## Task goal
Scan the listing below. Copy each line that contains "used".
· · · · · · ·
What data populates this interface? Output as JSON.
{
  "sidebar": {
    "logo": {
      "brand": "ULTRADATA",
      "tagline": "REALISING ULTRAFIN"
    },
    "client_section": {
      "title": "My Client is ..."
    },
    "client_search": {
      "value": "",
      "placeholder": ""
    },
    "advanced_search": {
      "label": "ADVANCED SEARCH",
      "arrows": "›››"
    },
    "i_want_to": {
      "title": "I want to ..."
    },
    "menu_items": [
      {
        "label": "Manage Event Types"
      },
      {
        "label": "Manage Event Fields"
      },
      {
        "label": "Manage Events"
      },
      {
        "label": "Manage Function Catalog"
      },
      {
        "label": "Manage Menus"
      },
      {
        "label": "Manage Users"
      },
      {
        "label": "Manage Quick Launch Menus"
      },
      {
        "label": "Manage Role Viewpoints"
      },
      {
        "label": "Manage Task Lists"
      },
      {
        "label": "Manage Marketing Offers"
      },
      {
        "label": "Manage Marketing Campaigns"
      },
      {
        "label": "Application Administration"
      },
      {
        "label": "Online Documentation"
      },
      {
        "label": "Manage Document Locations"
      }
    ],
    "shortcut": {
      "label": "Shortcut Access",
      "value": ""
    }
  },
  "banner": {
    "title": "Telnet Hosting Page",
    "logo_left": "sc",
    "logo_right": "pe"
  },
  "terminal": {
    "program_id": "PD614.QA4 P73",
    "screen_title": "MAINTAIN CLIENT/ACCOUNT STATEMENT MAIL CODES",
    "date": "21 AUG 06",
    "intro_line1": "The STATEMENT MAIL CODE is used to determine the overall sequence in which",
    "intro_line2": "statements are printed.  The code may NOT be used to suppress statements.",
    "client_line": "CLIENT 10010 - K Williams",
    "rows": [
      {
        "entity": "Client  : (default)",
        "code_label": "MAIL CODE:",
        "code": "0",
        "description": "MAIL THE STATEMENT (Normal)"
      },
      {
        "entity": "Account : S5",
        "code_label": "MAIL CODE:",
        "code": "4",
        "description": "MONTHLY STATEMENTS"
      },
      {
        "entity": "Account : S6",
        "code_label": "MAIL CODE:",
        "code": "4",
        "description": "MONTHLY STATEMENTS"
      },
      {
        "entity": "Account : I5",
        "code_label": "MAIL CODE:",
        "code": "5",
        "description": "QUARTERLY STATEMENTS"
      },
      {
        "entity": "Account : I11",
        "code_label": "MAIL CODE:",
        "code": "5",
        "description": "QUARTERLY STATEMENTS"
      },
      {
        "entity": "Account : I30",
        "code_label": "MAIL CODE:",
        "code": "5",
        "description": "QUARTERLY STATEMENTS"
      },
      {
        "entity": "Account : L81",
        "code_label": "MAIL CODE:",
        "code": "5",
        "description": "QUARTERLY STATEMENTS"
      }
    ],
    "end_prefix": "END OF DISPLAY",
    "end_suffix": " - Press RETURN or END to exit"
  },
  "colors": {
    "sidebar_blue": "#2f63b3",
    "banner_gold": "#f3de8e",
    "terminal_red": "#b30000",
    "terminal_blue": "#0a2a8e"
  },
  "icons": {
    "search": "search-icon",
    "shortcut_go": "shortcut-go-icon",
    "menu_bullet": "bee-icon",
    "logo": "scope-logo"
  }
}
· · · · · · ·
## Exercise response
    "intro_line1": "The STATEMENT MAIL CODE is used to determine the overall sequence in which",
    "intro_line2": "statements are printed.  The code may NOT be used to suppress statements.",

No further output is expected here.